--- Records for this task ---

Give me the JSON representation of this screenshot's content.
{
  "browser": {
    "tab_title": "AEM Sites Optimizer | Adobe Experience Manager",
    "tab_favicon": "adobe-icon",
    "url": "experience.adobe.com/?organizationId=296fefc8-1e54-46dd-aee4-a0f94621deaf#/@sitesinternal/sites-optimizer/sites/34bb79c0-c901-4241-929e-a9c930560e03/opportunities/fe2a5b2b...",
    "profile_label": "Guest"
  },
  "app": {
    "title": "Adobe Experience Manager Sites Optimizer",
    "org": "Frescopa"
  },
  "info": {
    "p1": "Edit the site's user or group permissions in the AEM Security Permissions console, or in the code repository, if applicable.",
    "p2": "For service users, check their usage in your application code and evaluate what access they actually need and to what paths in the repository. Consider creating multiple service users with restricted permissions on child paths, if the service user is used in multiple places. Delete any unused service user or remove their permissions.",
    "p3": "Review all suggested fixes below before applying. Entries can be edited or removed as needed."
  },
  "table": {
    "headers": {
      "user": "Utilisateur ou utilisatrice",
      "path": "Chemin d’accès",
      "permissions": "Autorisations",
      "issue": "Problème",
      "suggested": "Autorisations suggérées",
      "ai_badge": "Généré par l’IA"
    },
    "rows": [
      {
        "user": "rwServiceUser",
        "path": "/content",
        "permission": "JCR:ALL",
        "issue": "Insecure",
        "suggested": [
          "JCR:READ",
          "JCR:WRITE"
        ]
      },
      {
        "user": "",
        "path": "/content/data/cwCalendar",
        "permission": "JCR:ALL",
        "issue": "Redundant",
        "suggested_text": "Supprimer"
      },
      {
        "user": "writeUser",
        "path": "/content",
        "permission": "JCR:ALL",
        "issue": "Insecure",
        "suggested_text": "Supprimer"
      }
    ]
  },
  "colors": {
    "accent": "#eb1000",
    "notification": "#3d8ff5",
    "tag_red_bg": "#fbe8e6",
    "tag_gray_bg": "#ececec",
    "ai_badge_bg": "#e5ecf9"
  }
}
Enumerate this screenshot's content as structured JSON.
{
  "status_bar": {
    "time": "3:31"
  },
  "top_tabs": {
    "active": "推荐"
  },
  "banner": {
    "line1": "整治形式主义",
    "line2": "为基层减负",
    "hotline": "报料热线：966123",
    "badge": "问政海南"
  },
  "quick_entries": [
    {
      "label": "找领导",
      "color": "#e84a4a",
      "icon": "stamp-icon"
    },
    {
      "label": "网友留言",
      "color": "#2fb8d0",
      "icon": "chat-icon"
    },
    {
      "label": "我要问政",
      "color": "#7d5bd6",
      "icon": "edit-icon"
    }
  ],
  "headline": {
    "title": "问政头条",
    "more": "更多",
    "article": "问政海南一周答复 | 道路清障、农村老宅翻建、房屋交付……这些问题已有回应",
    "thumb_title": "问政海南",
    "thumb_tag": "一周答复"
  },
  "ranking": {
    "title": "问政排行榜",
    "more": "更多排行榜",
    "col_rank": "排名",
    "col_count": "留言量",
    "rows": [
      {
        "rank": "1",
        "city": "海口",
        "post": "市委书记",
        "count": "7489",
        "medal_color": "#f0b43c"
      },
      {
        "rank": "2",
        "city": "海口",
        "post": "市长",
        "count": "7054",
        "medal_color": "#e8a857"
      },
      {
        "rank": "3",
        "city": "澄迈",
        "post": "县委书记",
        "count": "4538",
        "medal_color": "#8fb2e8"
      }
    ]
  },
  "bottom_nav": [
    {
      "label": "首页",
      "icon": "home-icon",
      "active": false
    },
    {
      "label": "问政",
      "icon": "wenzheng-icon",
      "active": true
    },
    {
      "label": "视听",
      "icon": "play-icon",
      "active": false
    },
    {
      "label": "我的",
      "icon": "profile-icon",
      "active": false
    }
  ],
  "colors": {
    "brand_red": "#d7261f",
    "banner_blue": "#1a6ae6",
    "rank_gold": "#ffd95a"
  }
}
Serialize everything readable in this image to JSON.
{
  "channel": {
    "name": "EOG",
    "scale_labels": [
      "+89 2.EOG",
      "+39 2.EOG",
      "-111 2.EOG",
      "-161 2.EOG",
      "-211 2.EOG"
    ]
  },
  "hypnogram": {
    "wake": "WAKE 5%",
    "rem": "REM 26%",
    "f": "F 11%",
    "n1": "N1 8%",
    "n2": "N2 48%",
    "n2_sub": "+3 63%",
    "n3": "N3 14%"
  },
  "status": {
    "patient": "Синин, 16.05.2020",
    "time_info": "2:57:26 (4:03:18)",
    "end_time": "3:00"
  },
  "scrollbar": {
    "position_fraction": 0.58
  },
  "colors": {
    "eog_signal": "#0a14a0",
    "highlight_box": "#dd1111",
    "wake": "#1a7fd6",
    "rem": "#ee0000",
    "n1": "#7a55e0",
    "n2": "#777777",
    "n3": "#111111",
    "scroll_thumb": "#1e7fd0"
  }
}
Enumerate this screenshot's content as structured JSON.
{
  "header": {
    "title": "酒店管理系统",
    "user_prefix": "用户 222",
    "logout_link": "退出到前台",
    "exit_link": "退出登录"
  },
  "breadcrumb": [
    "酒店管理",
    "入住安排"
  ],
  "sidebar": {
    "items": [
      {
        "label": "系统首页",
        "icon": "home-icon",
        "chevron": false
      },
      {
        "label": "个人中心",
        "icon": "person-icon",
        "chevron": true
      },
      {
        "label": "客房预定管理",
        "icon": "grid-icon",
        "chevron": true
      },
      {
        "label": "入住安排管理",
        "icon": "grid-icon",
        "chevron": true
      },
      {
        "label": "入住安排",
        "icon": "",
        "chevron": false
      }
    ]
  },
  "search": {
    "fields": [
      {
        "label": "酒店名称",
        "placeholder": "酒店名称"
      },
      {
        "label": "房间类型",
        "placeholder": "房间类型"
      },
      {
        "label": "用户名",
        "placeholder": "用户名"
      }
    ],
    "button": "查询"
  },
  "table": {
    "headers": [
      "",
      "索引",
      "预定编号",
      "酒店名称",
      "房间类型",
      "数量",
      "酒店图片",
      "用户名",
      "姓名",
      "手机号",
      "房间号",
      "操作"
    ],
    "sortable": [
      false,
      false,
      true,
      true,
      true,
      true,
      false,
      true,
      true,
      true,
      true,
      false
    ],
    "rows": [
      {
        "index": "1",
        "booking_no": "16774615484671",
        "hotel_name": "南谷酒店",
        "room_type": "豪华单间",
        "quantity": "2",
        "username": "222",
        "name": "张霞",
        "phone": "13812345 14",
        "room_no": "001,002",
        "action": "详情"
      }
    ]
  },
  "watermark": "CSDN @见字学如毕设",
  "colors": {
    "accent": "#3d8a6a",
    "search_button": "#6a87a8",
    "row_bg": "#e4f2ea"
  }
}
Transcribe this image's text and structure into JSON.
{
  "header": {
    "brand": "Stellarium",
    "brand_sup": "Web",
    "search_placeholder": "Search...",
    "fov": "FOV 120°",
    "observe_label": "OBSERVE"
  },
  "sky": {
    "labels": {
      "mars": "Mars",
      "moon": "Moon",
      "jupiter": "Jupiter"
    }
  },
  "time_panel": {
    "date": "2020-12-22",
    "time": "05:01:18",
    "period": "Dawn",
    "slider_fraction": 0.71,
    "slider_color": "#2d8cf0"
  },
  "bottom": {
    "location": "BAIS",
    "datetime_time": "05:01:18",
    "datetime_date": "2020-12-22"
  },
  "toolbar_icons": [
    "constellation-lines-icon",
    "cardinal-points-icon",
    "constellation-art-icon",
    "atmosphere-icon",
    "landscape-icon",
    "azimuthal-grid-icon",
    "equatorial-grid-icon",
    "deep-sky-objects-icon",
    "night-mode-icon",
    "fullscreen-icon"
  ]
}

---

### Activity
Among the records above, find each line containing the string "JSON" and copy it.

### Expected answer
Give me the JSON representation of this screenshot's content.
Enumerate this screenshot's content as structured JSON.
Serialize everything readable in this image to JSON.
Enumerate this screenshot's content as structured JSON.
Transcribe this image's text and structure into JSON.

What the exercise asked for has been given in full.